*What is expected:* Please reproduce the entries below exactly, omitting any images they contain.
***** Data for this exercise *****
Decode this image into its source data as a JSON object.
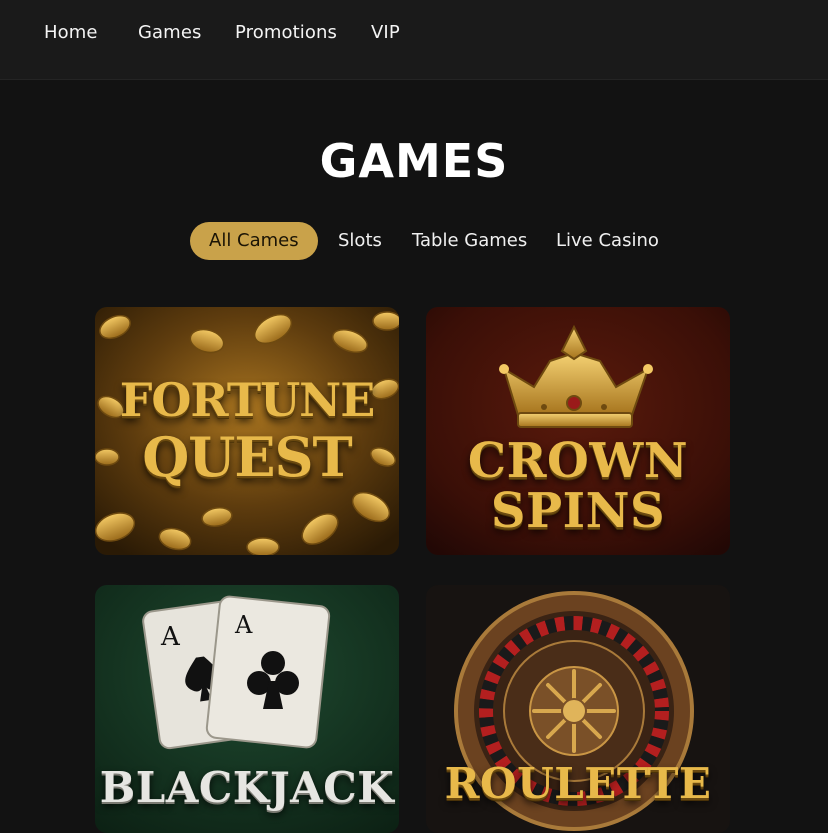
{
  "nav": {
    "items": [
      {
        "label": "Home"
      },
      {
        "label": "Games"
      },
      {
        "label": "Promotions"
      },
      {
        "label": "VIP"
      }
    ]
  },
  "page": {
    "title": "GAMES"
  },
  "filters": {
    "items": [
      {
        "label": "All Cames",
        "active": true
      },
      {
        "label": "Slots",
        "active": false
      },
      {
        "label": "Table Games",
        "active": false
      },
      {
        "label": "Live Casino",
        "active": false
      }
    ]
  },
  "games": [
    {
      "title_line1": "FORTUNE",
      "title_line2": "QUEST",
      "theme": "gold-coins"
    },
    {
      "title_line1": "CROWN",
      "title_line2": "SPINS",
      "theme": "crown"
    },
    {
      "title_line1": "BLACKJACK",
      "theme": "ace-cards"
    },
    {
      "title_line1": "ROULETTE",
      "theme": "roulette-wheel"
    }
  ],
  "colors": {
    "background": "#121212",
    "navbar": "#1a1a1a",
    "accent_gold": "#c9a24a"
  }
}
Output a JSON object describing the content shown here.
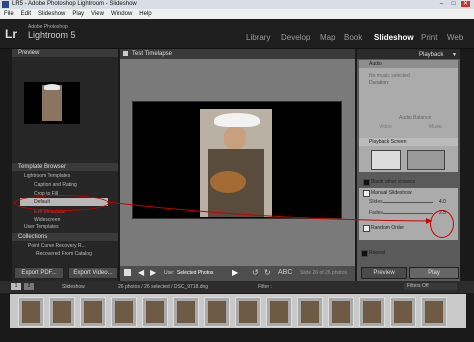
{
  "window": {
    "title": "LR5 - Adobe Photoshop Lightroom - Slideshow",
    "buttons": [
      "–",
      "□",
      "✕"
    ]
  },
  "menu": [
    "File",
    "Edit",
    "Slideshow",
    "Play",
    "View",
    "Window",
    "Help"
  ],
  "app": {
    "logo": "Lr",
    "vendor": "Adobe Photoshop",
    "name": "Lightroom 5"
  },
  "modules": [
    "Library",
    "Develop",
    "Map",
    "Book",
    "Slideshow",
    "Print",
    "Web"
  ],
  "left": {
    "preview_title": "Preview",
    "template_browser": "Template Browser",
    "lightroom_templates": "Lightroom Templates",
    "templates": [
      "Caption and Rating",
      "Crop to Fill",
      "Default",
      "Exif Metadata",
      "Widescreen"
    ],
    "user_templates": "User Templates",
    "collections": "Collections",
    "collection_items": [
      "Point Curve Recovery R...",
      "Recovered From Catalog"
    ],
    "export_pdf": "Export PDF...",
    "export_video": "Export Video..."
  },
  "center": {
    "title": "Test Timelapse",
    "use_label": "Use:",
    "use_value": "Selected Photos",
    "abc": "ABC",
    "slide_info": "Slide 26 of 26 photos"
  },
  "right": {
    "playback_tab": "Playback",
    "audio": "Audio",
    "no_music": "No music selected",
    "duration": "Duration:",
    "audio_balance": "Audio Balance",
    "video": "Video",
    "music": "Music",
    "playback_screen": "Playback Screen",
    "blank_other": "Blank other screens",
    "manual_slideshow": "Manual Slideshow",
    "slides_label": "Slides",
    "slides_value": "4.0",
    "fades_label": "Fades",
    "fades_value": "2.5",
    "random_order": "Random Order",
    "repeat": "Repeat",
    "preview_btn": "Preview",
    "play_btn": "Play"
  },
  "filmstrip": {
    "pages": [
      "1",
      "2"
    ],
    "module": "Slideshow",
    "info": "26 photos / 26 selected / DSC_9718.dng",
    "filter_label": "Filter :",
    "filters_off": "Filters Off",
    "thumb_count": 14
  },
  "colors": {
    "accent": "#c80000",
    "selected": "#e2e2e2",
    "play": "#555555"
  }
}
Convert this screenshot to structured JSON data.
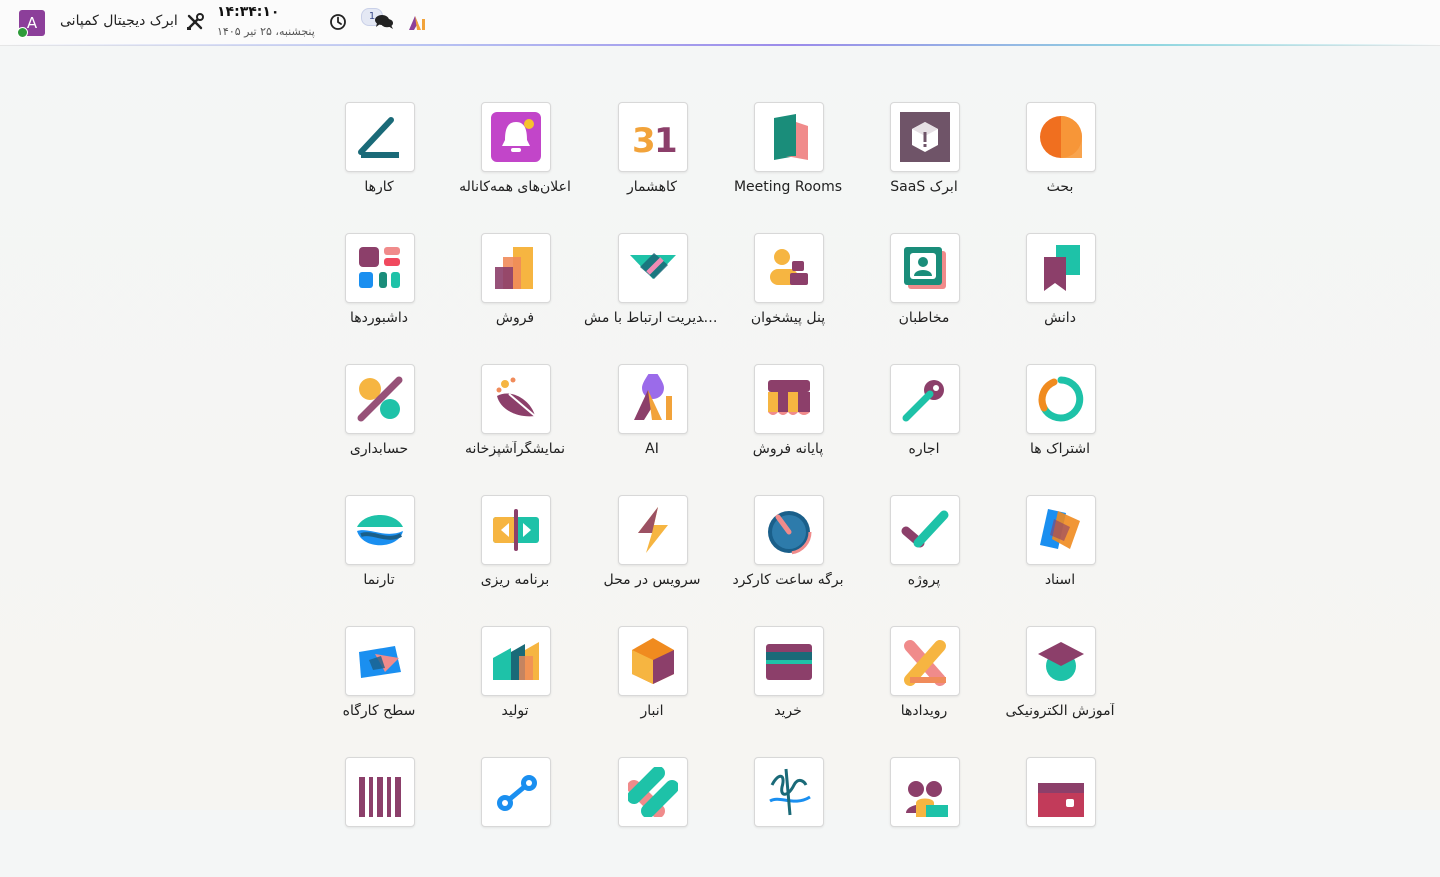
{
  "topbar": {
    "user_initial": "A",
    "company_name": "ابرک دیجیتال کمپانی",
    "clock_time": "۱۴:۳۴:۱۰",
    "clock_date": "پنجشنبه، ۲۵ تیر ۱۴۰۵",
    "chat_badge": "1",
    "icons": [
      "tools-icon",
      "history-icon",
      "chat-icon",
      "ai-icon"
    ]
  },
  "apps": [
    {
      "label": "بحث",
      "icon": "discuss-icon"
    },
    {
      "label": "SaaS ابرک",
      "icon": "saas-icon"
    },
    {
      "label": "Meeting Rooms",
      "icon": "meeting-rooms-icon"
    },
    {
      "label": "کاهشمار",
      "icon": "calendar-icon"
    },
    {
      "label": "اعلان‌های همه‌کاناله",
      "icon": "notification-icon"
    },
    {
      "label": "کارها",
      "icon": "todo-icon"
    },
    {
      "label": "دانش",
      "icon": "knowledge-icon"
    },
    {
      "label": "مخاطبان",
      "icon": "contacts-icon"
    },
    {
      "label": "پنل پیشخوان",
      "icon": "frontdesk-icon"
    },
    {
      "label": "مدیریت ارتباط با مش...",
      "icon": "crm-icon"
    },
    {
      "label": "فروش",
      "icon": "sales-icon"
    },
    {
      "label": "داشبوردها",
      "icon": "dashboards-icon"
    },
    {
      "label": "اشتراک ها",
      "icon": "subscriptions-icon"
    },
    {
      "label": "اجاره",
      "icon": "rental-icon"
    },
    {
      "label": "پایانه فروش",
      "icon": "pos-icon"
    },
    {
      "label": "AI",
      "icon": "ai-app-icon"
    },
    {
      "label": "نمایشگرآشپزخانه",
      "icon": "kitchen-display-icon"
    },
    {
      "label": "حسابداری",
      "icon": "accounting-icon"
    },
    {
      "label": "اسناد",
      "icon": "documents-icon"
    },
    {
      "label": "پروژه",
      "icon": "project-icon"
    },
    {
      "label": "برگه ساعت کارکرد",
      "icon": "timesheets-icon"
    },
    {
      "label": "سرویس در محل",
      "icon": "field-service-icon"
    },
    {
      "label": "برنامه ریزی",
      "icon": "planning-icon"
    },
    {
      "label": "تارنما",
      "icon": "website-icon"
    },
    {
      "label": "آموزش الکترونیکی",
      "icon": "elearning-icon"
    },
    {
      "label": "رویدادها",
      "icon": "events-icon"
    },
    {
      "label": "خرید",
      "icon": "purchase-icon"
    },
    {
      "label": "انبار",
      "icon": "inventory-icon"
    },
    {
      "label": "تولید",
      "icon": "manufacturing-icon"
    },
    {
      "label": "سطح کارگاه",
      "icon": "shop-floor-icon"
    },
    {
      "label": "",
      "icon": "barcode-icon"
    },
    {
      "label": "",
      "icon": "workflow-icon"
    },
    {
      "label": "",
      "icon": "repairs-icon"
    },
    {
      "label": "",
      "icon": "sign-icon"
    },
    {
      "label": "",
      "icon": "employees-icon"
    },
    {
      "label": "",
      "icon": "expenses-icon"
    }
  ],
  "colors": {
    "avatar": "#8c3f9a",
    "online": "#2e9b3a",
    "tile_bg": "#ffffff",
    "tile_border": "#d8d8d8"
  }
}
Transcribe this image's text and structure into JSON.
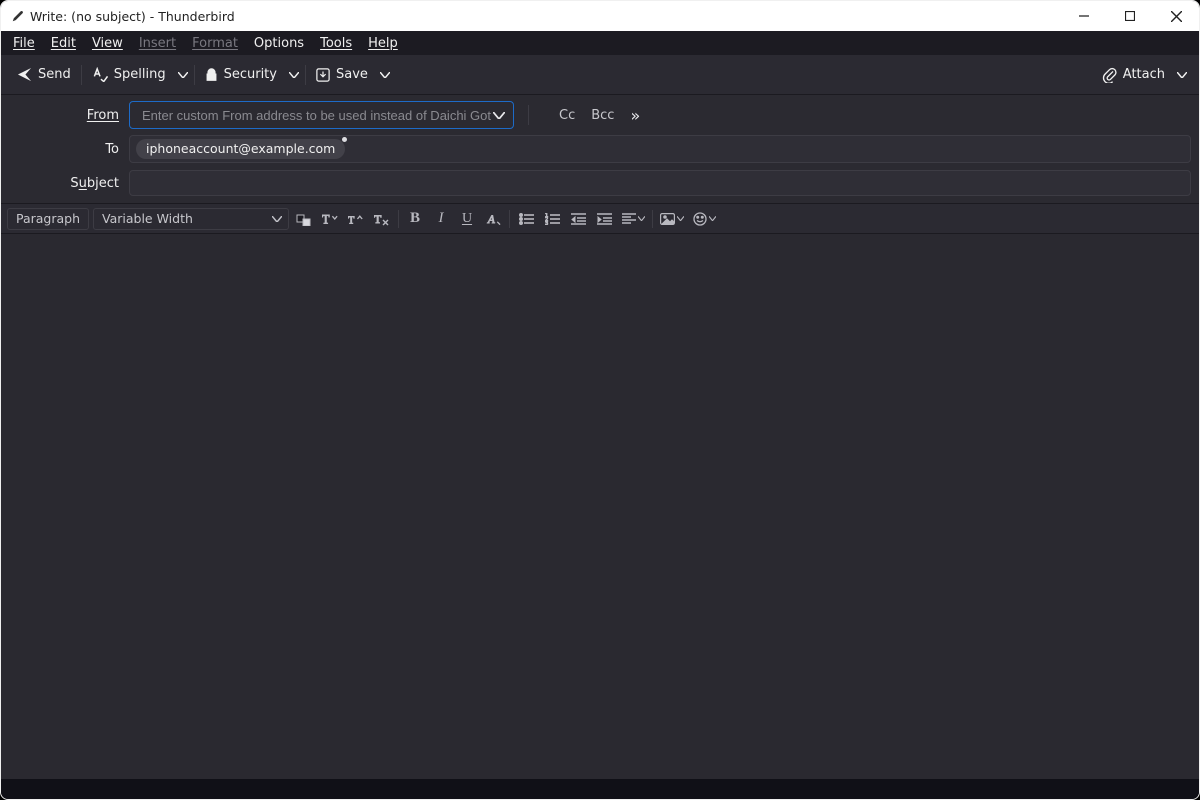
{
  "title": "Write: (no subject) - Thunderbird",
  "menubar": {
    "file": "File",
    "edit": "Edit",
    "view": "View",
    "insert": "Insert",
    "format": "Format",
    "options": "Options",
    "tools": "Tools",
    "help": "Help"
  },
  "toolbar": {
    "send": "Send",
    "spelling": "Spelling",
    "security": "Security",
    "save": "Save",
    "attach": "Attach"
  },
  "fields": {
    "from_label": "From",
    "from_placeholder": "Enter custom From address to be used instead of Daichi Goto",
    "from_value": "",
    "cc_label": "Cc",
    "bcc_label": "Bcc",
    "to_label": "To",
    "to_chip": "iphoneaccount@example.com",
    "subject_label_before": "S",
    "subject_label_underlined": "u",
    "subject_label_after": "bject",
    "subject_value": ""
  },
  "format": {
    "paragraph": "Paragraph",
    "font": "Variable Width"
  }
}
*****
*Solution for this problem:*
Decode this image into its source data as a JSON object.
{
  "nav": {
    "items": [
      {
        "label": "Home"
      },
      {
        "label": "Games"
      },
      {
        "label": "Promotions"
      },
      {
        "label": "VIP"
      }
    ]
  },
  "page": {
    "title": "GAMES"
  },
  "filters": {
    "items": [
      {
        "label": "All Cames",
        "active": true
      },
      {
        "label": "Slots",
        "active": false
      },
      {
        "label": "Table Games",
        "active": false
      },
      {
        "label": "Live Casino",
        "active": false
      }
    ]
  },
  "games": [
    {
      "title_line1": "FORTUNE",
      "title_line2": "QUEST",
      "theme": "gold-coins"
    },
    {
      "title_line1": "CROWN",
      "title_line2": "SPINS",
      "theme": "crown"
    },
    {
      "title_line1": "BLACKJACK",
      "theme": "ace-cards"
    },
    {
      "title_line1": "ROULETTE",
      "theme": "roulette-wheel"
    }
  ],
  "colors": {
    "background": "#121212",
    "navbar": "#1a1a1a",
    "accent_gold": "#c9a24a"
  }
}
Output a JSON object describing the content shown here.
{
  "window": {
    "title": "LR5 - Adobe Photoshop Lightroom - Slideshow",
    "buttons": [
      "–",
      "□",
      "✕"
    ]
  },
  "menu": [
    "File",
    "Edit",
    "Slideshow",
    "Play",
    "View",
    "Window",
    "Help"
  ],
  "app": {
    "logo": "Lr",
    "vendor": "Adobe Photoshop",
    "name": "Lightroom 5"
  },
  "modules": [
    "Library",
    "Develop",
    "Map",
    "Book",
    "Slideshow",
    "Print",
    "Web"
  ],
  "left": {
    "preview_title": "Preview",
    "template_browser": "Template Browser",
    "lightroom_templates": "Lightroom Templates",
    "templates": [
      "Caption and Rating",
      "Crop to Fill",
      "Default",
      "Exif Metadata",
      "Widescreen"
    ],
    "user_templates": "User Templates",
    "collections": "Collections",
    "collection_items": [
      "Point Curve Recovery R...",
      "Recovered From Catalog"
    ],
    "export_pdf": "Export PDF...",
    "export_video": "Export Video..."
  },
  "center": {
    "title": "Test Timelapse",
    "use_label": "Use:",
    "use_value": "Selected Photos",
    "abc": "ABC",
    "slide_info": "Slide 26 of 26 photos"
  },
  "right": {
    "playback_tab": "Playback",
    "audio": "Audio",
    "no_music": "No music selected",
    "duration": "Duration:",
    "audio_balance": "Audio Balance",
    "video": "Video",
    "music": "Music",
    "playback_screen": "Playback Screen",
    "blank_other": "Blank other screens",
    "manual_slideshow": "Manual Slideshow",
    "slides_label": "Slides",
    "slides_value": "4.0",
    "fades_label": "Fades",
    "fades_value": "2.5",
    "random_order": "Random Order",
    "repeat": "Repeat",
    "preview_btn": "Preview",
    "play_btn": "Play"
  },
  "filmstrip": {
    "pages": [
      "1",
      "2"
    ],
    "module": "Slideshow",
    "info": "26 photos / 26 selected / DSC_9718.dng",
    "filter_label": "Filter :",
    "filters_off": "Filters Off",
    "thumb_count": 14
  },
  "colors": {
    "accent": "#c80000",
    "selected": "#e2e2e2",
    "play": "#555555"
  }
}
Convert this screenshot to structured JSON data.
{
  "topbar": {
    "user_initial": "A",
    "company_name": "ابرک دیجیتال کمپانی",
    "clock_time": "۱۴:۳۴:۱۰",
    "clock_date": "پنجشنبه، ۲۵ تیر ۱۴۰۵",
    "chat_badge": "1",
    "icons": [
      "tools-icon",
      "history-icon",
      "chat-icon",
      "ai-icon"
    ]
  },
  "apps": [
    {
      "label": "بحث",
      "icon": "discuss-icon"
    },
    {
      "label": "SaaS ابرک",
      "icon": "saas-icon"
    },
    {
      "label": "Meeting Rooms",
      "icon": "meeting-rooms-icon"
    },
    {
      "label": "کاهشمار",
      "icon": "calendar-icon"
    },
    {
      "label": "اعلان‌های همه‌کاناله",
      "icon": "notification-icon"
    },
    {
      "label": "کارها",
      "icon": "todo-icon"
    },
    {
      "label": "دانش",
      "icon": "knowledge-icon"
    },
    {
      "label": "مخاطبان",
      "icon": "contacts-icon"
    },
    {
      "label": "پنل پیشخوان",
      "icon": "frontdesk-icon"
    },
    {
      "label": "مدیریت ارتباط با مش...",
      "icon": "crm-icon"
    },
    {
      "label": "فروش",
      "icon": "sales-icon"
    },
    {
      "label": "داشبوردها",
      "icon": "dashboards-icon"
    },
    {
      "label": "اشتراک ها",
      "icon": "subscriptions-icon"
    },
    {
      "label": "اجاره",
      "icon": "rental-icon"
    },
    {
      "label": "پایانه فروش",
      "icon": "pos-icon"
    },
    {
      "label": "AI",
      "icon": "ai-app-icon"
    },
    {
      "label": "نمایشگرآشپزخانه",
      "icon": "kitchen-display-icon"
    },
    {
      "label": "حسابداری",
      "icon": "accounting-icon"
    },
    {
      "label": "اسناد",
      "icon": "documents-icon"
    },
    {
      "label": "پروژه",
      "icon": "project-icon"
    },
    {
      "label": "برگه ساعت کارکرد",
      "icon": "timesheets-icon"
    },
    {
      "label": "سرویس در محل",
      "icon": "field-service-icon"
    },
    {
      "label": "برنامه ریزی",
      "icon": "planning-icon"
    },
    {
      "label": "تارنما",
      "icon": "website-icon"
    },
    {
      "label": "آموزش الکترونیکی",
      "icon": "elearning-icon"
    },
    {
      "label": "رویدادها",
      "icon": "events-icon"
    },
    {
      "label": "خرید",
      "icon": "purchase-icon"
    },
    {
      "label": "انبار",
      "icon": "inventory-icon"
    },
    {
      "label": "تولید",
      "icon": "manufacturing-icon"
    },
    {
      "label": "سطح کارگاه",
      "icon": "shop-floor-icon"
    },
    {
      "label": "",
      "icon": "barcode-icon"
    },
    {
      "label": "",
      "icon": "workflow-icon"
    },
    {
      "label": "",
      "icon": "repairs-icon"
    },
    {
      "label": "",
      "icon": "sign-icon"
    },
    {
      "label": "",
      "icon": "employees-icon"
    },
    {
      "label": "",
      "icon": "expenses-icon"
    }
  ],
  "colors": {
    "avatar": "#8c3f9a",
    "online": "#2e9b3a",
    "tile_bg": "#ffffff",
    "tile_border": "#d8d8d8"
  }
}
Transcribe this image's text and structure into JSON.
{
  "title": "Write: (no subject) - Thunderbird",
  "menubar": {
    "file": "File",
    "edit": "Edit",
    "view": "View",
    "insert": "Insert",
    "format": "Format",
    "options": "Options",
    "tools": "Tools",
    "help": "Help"
  },
  "toolbar": {
    "send": "Send",
    "spelling": "Spelling",
    "security": "Security",
    "save": "Save",
    "attach": "Attach"
  },
  "fields": {
    "from_label": "From",
    "from_placeholder": "Enter custom From address to be used instead of Daichi Goto",
    "from_value": "",
    "cc_label": "Cc",
    "bcc_label": "Bcc",
    "to_label": "To",
    "to_chip": "iphoneaccount@example.com",
    "subject_label_before": "S",
    "subject_label_underlined": "u",
    "subject_label_after": "bject",
    "subject_value": ""
  },
  "format": {
    "paragraph": "Paragraph",
    "font": "Variable Width"
  }
}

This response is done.